Ah, springtime, when trees are budding, grasses are growing, flowers are blooming—and pollen is plentiful. For many, allergy season has arrived, bringing with it an onslaught of sniffling and sneezing. An ever-increasing number of people are affected: Up to 30 percent of the population now experience seasonal allergies, according to the American College of Allergy, Asthma & Immunology.

What to do? Building a strong allergy-proof foundation starts with caring for the body as a whole by eating well, exercising and handling stress, says Jonathan Psenka, N.D., author of Dr. Psenka’s Seasonal Allergy Solution (Rodale, 2015). Experts agree it’s also crucial to pay special attention to the immune system.

When allergies strike, the body is overreacting to something that is otherwise harmless because the immune system is stressed or lacking in certain nutrients. If you can get the immune system more in balance, you have a better chance of dealing with irritating allergens, says Jeanne Galloway, N.D., member of the American Association of Naturopathic Physicians. This involves replenishing nutrients that the body can’t make, that we can’t get enough of from food, and that may be depleted from stress and exposure to toxins.

Although conventional allergy medication can offer some relief, the following natural supplements both relieve symptoms and support the whole body.

Vitamins C and D

Vitamin C, a natural antihistamine, and vitamin D work at the cellular level, replenishing and repairing cells in the upper respiratory system and knitting together tissues, allowing them to do their jobs better, says Galloway. Although the jury is still out on vitamin D for treating allergies, there are many studies linking deficiency with allergies and asthma; one, from 2012, found that the prevalence of vitamin D deficiency was significantly higher in people with hay fever than others (30 percent versus 5.1 percent).

Dose: 500 mg vitamin C two to three times per day, suggests Psenka, starting one or two weeks before allergy season begins. Ask your doctor to test your vitamin D levels. If you are deficient, supplement with as much as 4,000–5,000 IU vitamin D daily. (Without testing, aim for 1,000 IU a day.)

Omega-3 Fatty Acids

Experts agree that while omega-3s are widely known for their use in heart health and even brain health, their anti-inflammatory properties also damp down the pathway that causes allergies, which are essentially an inflammatory reaction. Studies show a link between the ever-decreasing intake of fish oil (which is rich in omega-3s) in our diets and an increase in allergies and asthma.

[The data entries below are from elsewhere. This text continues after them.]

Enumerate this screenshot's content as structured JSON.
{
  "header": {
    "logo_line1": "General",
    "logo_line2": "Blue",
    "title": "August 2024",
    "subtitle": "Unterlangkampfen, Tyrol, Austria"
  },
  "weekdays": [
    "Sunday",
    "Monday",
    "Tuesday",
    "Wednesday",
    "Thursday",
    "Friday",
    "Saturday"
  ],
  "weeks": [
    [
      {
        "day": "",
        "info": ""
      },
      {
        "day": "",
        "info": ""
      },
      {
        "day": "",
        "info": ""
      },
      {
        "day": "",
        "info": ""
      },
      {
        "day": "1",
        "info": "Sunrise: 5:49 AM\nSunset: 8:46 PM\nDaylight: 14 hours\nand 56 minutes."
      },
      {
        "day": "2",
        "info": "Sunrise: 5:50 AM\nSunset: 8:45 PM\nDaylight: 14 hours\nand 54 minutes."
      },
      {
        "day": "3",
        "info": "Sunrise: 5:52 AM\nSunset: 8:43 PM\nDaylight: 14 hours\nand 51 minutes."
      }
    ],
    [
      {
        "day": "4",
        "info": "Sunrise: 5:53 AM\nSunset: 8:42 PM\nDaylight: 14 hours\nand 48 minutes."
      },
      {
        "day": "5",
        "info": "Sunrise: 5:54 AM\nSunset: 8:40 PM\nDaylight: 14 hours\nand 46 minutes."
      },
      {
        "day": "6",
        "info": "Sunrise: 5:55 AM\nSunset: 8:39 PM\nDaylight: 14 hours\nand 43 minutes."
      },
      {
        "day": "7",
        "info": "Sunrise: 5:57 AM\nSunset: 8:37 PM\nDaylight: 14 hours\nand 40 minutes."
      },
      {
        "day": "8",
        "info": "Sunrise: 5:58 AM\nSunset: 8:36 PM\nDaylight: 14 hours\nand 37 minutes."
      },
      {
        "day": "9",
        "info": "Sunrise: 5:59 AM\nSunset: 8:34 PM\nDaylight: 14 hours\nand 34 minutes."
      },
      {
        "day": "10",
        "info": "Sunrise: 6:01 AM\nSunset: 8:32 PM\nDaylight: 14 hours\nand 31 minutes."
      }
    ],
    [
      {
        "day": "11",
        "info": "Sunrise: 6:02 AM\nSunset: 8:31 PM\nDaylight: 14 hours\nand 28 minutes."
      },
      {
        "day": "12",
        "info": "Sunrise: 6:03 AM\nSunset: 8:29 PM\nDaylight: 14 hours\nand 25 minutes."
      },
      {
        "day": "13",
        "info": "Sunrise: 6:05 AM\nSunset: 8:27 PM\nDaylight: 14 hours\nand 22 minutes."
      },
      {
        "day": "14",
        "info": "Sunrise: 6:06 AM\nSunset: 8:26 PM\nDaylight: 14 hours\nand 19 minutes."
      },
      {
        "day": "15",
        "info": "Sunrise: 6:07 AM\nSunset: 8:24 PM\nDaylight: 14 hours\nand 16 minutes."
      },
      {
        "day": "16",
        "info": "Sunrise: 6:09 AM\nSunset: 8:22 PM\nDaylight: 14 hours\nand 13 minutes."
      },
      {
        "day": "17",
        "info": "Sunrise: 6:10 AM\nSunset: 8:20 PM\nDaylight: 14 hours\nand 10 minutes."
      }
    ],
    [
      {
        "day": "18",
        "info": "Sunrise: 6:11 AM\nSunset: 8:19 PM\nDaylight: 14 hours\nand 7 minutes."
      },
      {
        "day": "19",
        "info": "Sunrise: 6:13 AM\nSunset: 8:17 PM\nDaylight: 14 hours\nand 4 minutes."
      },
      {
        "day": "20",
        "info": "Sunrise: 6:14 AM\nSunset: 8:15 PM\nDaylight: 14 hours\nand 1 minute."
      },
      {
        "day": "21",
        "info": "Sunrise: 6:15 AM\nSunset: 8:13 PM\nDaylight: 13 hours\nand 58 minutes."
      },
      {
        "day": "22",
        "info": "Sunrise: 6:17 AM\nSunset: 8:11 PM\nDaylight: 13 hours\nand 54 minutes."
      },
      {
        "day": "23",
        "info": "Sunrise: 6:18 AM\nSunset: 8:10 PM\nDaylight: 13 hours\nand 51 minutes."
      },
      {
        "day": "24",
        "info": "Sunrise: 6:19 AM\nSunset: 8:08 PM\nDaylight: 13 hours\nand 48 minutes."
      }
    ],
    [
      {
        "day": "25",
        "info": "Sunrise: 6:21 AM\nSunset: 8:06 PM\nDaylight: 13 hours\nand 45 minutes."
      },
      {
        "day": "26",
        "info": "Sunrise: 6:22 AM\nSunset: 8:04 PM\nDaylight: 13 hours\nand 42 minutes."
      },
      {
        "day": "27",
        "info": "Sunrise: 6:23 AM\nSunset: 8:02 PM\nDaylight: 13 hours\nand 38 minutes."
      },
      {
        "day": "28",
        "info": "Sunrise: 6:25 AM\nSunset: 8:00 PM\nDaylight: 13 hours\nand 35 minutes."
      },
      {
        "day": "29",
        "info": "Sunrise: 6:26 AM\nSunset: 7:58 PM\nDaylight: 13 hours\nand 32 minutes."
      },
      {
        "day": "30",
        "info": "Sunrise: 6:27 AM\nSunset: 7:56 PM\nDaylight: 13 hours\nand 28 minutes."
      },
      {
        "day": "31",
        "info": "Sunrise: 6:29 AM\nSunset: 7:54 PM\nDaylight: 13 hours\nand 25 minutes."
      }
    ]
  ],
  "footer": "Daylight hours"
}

Dose: Galloway suggests taking a product with a two-to-one ratio of EPA to DHA (two of the most common omega-3 fatty acids), up to a total of 1,000–3,000 mg daily, if no contraindications with other medications are present (ask your doctor to be sure).

Probiotics

Experts are enthusiastic about probiotics for seasonal allergies for the full-body connection. Probiotics balance good bacteria in the gut—where the majority of the immune system is housed—reduce inflammation in the gut and also inhibit inflammatory chemicals involved in allergic responses. Stated simply: If your digestive tract is out of balance, it is impossible to improve your allergy symptoms, says Galloway. A 2015 review in the American Journal of Rhinology & Allergy showed that probiotics significantly improved quality of life and nasal symptoms in people with allergic rhinitis (hay fever).

Dose: Take 1 billion CFUs, up to as high as 225 billion CFUs daily, varying by individual, for allergy support. Galloway recommends talking to your natural medicine provider about what’s best for you.

Quercetin

One of the best natural antihistamines, say the experts, quercetin reduces inflammatory symptoms in the airways on contact. During an allergic reaction, mast cells, a type of white blood cell first called to the scene of inflammation, burst and release histamine, an allergic compound. Working in a similar way to Benadryl, quercetin inhibits this process, reducing mucus, itchiness and swelling in the sinuses, says Galloway.

Dose: Available in powder, capsules and tincture; Galloway recommends taking 600–800 mg a day.

Stinging Nettle

Shown in test-tube studies to reduce inflammation, stinging nettle (also simply known as nettle) is another powerful histamine blocker, Galloway says. Derived from a plant that can actually sting and cause discomfort on contact, nettle is available in capsules or as a tea. This is a good one to sip on: “I have some patients that only need a few cups of [nettle] tea and their symptoms are markedly reduced,” says Carrie Demers, M.D., a holistic physician and medical director of PureRejuv Wellness Center in Pennsylvania.

Dose: 300 mg 1–3 times daily, recommends Demers. Steep a tea bag (or a teaspoon of dry herb) in hot water for 5–10 minutes.